Find the Base Cost of researching a new theory to the point where a gadget can be designed. Add to it the TS Increment, times the number of Tech Stages which the gadget is in advance of the campaign.
Removing a component from one device for use in another is salvage if the original device no longer works, cannibalizing if the original worked (until you took it apart). In either case, a skill roll is required as if the original device were being repaired, but at +3. Success yields a working part. Failure damages the part you were trying to get.
It is an unavoidable fact of life that vacuum tubes burn out and break, brushes wear down, wave guides flex out of alignment and so on. Equipment must be maintained.
Every piece of equipment is given a reliability number and rate. If the equipment is regularly tended by someone with the appropriate Mechanic skill, add one-fifth of that skill to the reliability number. Roll three dice as often as the rate indicates. If the number rolled is less than the reliability, the equipment performs flawlessly. If it exceeds the number, it begins breaking down, and becomes useless over the period of time indicated by the rate. Only on a critical failure does it quit working instantly. The amount by which the reliability roll was missed is the breakdown severity.
During the period between a failed roll and the resulting breakdown, a mechanic can try once to fix the problem, by rolling against his skill, minus the breakdown severity. On a critical success, the problem is completely fixed, and normal operation resumes. On normal success, the problem is patched, and the equipment will continue to function one additional reliability period; it will break down two periods from now. A failed roll simply means the equipment will break down when previously indicated; a critical failure causes immediate breakdown.
If a piece of equipment breaks down, it is completely non-functional until the repairing engineer can roll his appropriate skill, minus the breakdown severity.
Example: A captured Bergenholm in poor condition has a reliability number of 10 and a period of daily. Senior Chief Electronics Technician Simmons has Mechanic (Bergenholm) 15. He must roll a 13 (10+15/3) or less every day or the drive will begin to have problems. One day he rolls a 16, failing by 3. The Berg has developed a severity-3 meter-jump. He must roll a 12 (skill-3) to fix it, and gets 11. He has held it together one more day. The next day, he rolls again, but gets a 14. The day following that, the Berg quits. He'll need a 12 (skill-3) to fix it and resume the normal maintenance cycle.

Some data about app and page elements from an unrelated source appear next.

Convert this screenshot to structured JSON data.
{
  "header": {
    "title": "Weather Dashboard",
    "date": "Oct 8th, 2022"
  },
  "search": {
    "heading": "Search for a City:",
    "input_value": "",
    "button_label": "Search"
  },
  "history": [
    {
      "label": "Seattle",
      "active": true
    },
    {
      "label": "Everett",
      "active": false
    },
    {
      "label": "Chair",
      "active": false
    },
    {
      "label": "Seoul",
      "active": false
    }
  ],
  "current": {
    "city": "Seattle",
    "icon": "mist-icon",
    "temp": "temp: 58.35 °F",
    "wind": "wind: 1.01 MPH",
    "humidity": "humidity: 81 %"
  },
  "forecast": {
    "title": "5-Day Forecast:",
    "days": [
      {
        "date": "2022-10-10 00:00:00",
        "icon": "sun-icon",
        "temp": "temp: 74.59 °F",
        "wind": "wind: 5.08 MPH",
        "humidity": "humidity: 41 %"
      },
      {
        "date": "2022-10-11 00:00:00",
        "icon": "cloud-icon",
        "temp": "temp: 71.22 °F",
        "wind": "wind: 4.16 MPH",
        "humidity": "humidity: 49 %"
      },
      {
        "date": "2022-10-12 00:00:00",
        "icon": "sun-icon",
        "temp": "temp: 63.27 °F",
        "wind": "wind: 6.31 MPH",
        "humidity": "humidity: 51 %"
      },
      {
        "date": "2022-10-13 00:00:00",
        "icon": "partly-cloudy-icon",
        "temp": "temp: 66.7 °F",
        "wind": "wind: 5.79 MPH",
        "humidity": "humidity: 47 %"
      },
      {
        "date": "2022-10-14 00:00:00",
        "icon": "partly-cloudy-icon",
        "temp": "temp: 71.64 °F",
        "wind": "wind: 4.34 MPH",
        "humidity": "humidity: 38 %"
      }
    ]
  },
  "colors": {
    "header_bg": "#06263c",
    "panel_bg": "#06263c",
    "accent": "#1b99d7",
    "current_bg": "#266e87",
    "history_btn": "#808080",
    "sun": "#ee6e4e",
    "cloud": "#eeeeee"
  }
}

Any competent scientist, engineer or technician of any specialty keeps lab notebooks detailing any work he does – failures as well as successes. Even the wildest jerry-rigged field repairs will be documented as soon as he gets a chance. (Especially if they actually work!) These documents are utterly invaluable to anyone attempting to reverse-engineer his efforts. Depending on the thoroughness of the writer, possession of his notebooks both count as having seen the device in use and further reduce the expense required to duplicate his efforts by up to 30% and time by up to 90%. (For a random, anonymous engineer, roll ½d × 10% and 6d+3 × 10% respectively.) The reader must still make the required skill rolls – the writer may have made mistakes!

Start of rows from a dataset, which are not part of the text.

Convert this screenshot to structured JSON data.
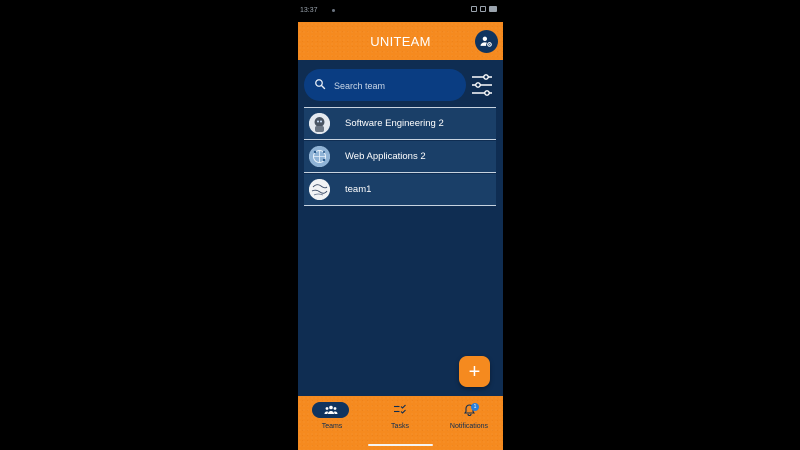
{
  "status_bar": {
    "time": "13:37"
  },
  "app_bar": {
    "title": "UNITEAM"
  },
  "search": {
    "placeholder": "Search team"
  },
  "teams": [
    {
      "name": "Software Engineering 2",
      "avatar": "robot-avatar"
    },
    {
      "name": "Web Applications 2",
      "avatar": "network-avatar"
    },
    {
      "name": "team1",
      "avatar": "sketch-avatar"
    }
  ],
  "fab": {
    "label": "+"
  },
  "bottom_nav": {
    "items": [
      {
        "label": "Teams",
        "icon": "groups-icon",
        "selected": true
      },
      {
        "label": "Tasks",
        "icon": "task-list-icon",
        "selected": false
      },
      {
        "label": "Notifications",
        "icon": "bell-icon",
        "selected": false,
        "badge": "1"
      }
    ]
  },
  "colors": {
    "background": "#0f2d52",
    "accent": "#f58a1f",
    "list_row": "#1a3f68",
    "search_bg": "#0a3d82",
    "badge": "#2b7fd8"
  }
}
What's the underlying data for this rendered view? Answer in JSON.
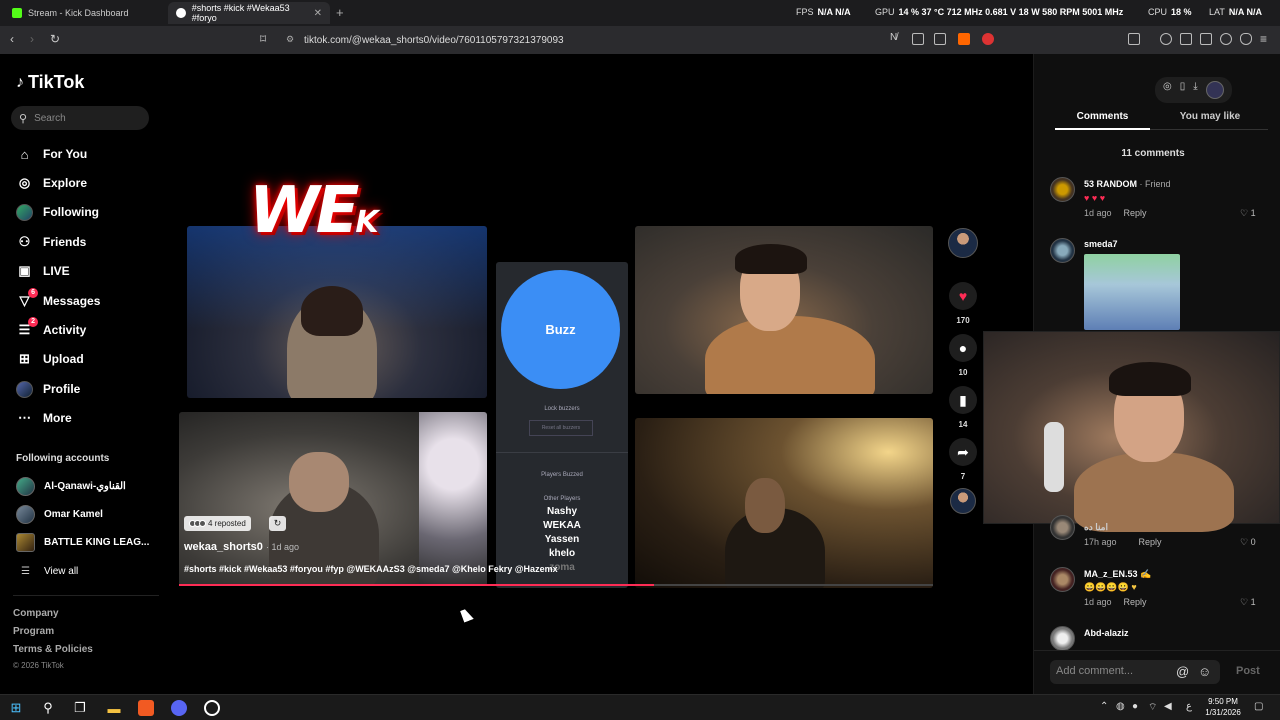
{
  "browser": {
    "tabs": [
      {
        "title": "Stream - Kick Dashboard"
      },
      {
        "title": "#shorts #kick #Wekaa53 #foryo"
      }
    ],
    "url": "tiktok.com/@wekaa_shorts0/video/7601105797321379093"
  },
  "hud": {
    "fps_label": "FPS",
    "fps": "N/A  N/A",
    "gpu_label": "GPU",
    "gpu": "14 % 37 °C 712 MHz 0.681 V 18 W 580 RPM 5001 MHz",
    "cpu_label": "CPU",
    "cpu": "18 %",
    "lat_label": "LAT",
    "lat": "N/A N/A"
  },
  "sidebar": {
    "logo": "TikTok",
    "search_placeholder": "Search",
    "nav": [
      {
        "label": "For You",
        "icon": "home-icon"
      },
      {
        "label": "Explore",
        "icon": "compass-icon"
      },
      {
        "label": "Following",
        "icon": "avatar"
      },
      {
        "label": "Friends",
        "icon": "friends-icon"
      },
      {
        "label": "LIVE",
        "icon": "live-icon"
      },
      {
        "label": "Messages",
        "icon": "messages-icon",
        "badge": "6"
      },
      {
        "label": "Activity",
        "icon": "activity-icon",
        "badge": "2"
      },
      {
        "label": "Upload",
        "icon": "upload-icon"
      },
      {
        "label": "Profile",
        "icon": "avatar"
      },
      {
        "label": "More",
        "icon": "more-icon"
      }
    ],
    "following_title": "Following accounts",
    "accounts": [
      {
        "name": "Al-Qanawi-القناوي"
      },
      {
        "name": "Omar Kamel"
      },
      {
        "name": "BATTLE KING LEAG..."
      }
    ],
    "view_all": "View all",
    "footer": [
      "Company",
      "Program",
      "Terms & Policies"
    ],
    "copyright": "© 2026 TikTok"
  },
  "video": {
    "overlay_logo": "WE",
    "overlay_logo_small": "K",
    "buzz_label": "Buzz",
    "lock_buzzers": "Lock buzzers",
    "reset_buzzers": "Reset all buzzers",
    "players_buzzed": "Players Buzzed",
    "other_players": "Other Players",
    "players": [
      "Nashy",
      "WEKAA",
      "Yassen",
      "khelo",
      "zoma"
    ],
    "reposted": "4 reposted",
    "author": "wekaa_shorts0",
    "ago": "· 1d ago",
    "caption": "#shorts #kick #Wekaa53 #foryou #fyp @WEKAAzS3 @smeda7 @Khelo Fekry @Hazemx",
    "progress": 0.63
  },
  "actions": {
    "likes": "170",
    "comments": "10",
    "saves": "14",
    "shares": "7"
  },
  "comments_panel": {
    "tab_comments": "Comments",
    "tab_you_may_like": "You may like",
    "count": "11 comments",
    "items": [
      {
        "user": "53 RANDOM",
        "tag": " · Friend",
        "text": "♥ ♥ ♥",
        "ago": "1d ago",
        "reply": "Reply",
        "likes": "1"
      },
      {
        "user": "smeda7"
      },
      {
        "user": "امنا ده",
        "ago": "17h ago",
        "reply": "Reply",
        "likes": "0"
      },
      {
        "user": "MA_z_EN.53 ✍",
        "text": "😀😀😀😀 ♥",
        "ago": "1d ago",
        "reply": "Reply",
        "likes": "1"
      },
      {
        "user": "Abd-alaziz"
      }
    ],
    "add_placeholder": "Add comment...",
    "post": "Post"
  },
  "taskbar": {
    "time": "9:50 PM",
    "date": "1/31/2026"
  },
  "colors": {
    "accent": "#fe2c55",
    "buzz": "#3b8ef5"
  }
}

For example, Agent Keith-Stanley obtains lab notebooks describing the early research of an Intruder Suit. The Suit would be complex, but the notebooks reduce it to average. Secretly, the GM determines that it would take Keith-Stanley 8 days and $85,000 to research the Suit on his own, but that the notebooks reduce expenses by 25% and time by 60%. Keith-Stanley's research then takes 3 days and costs $63,750. Thirteen hours in, Keith-Stanley must make an unmodified skill roll. Production cost is unaffected.
Because of their value, sensitive lab notebooks are usually very well hidden and protected – sometimes even encrypted. A chance to photograph an enemy scientist's notebooks is a spy's dream.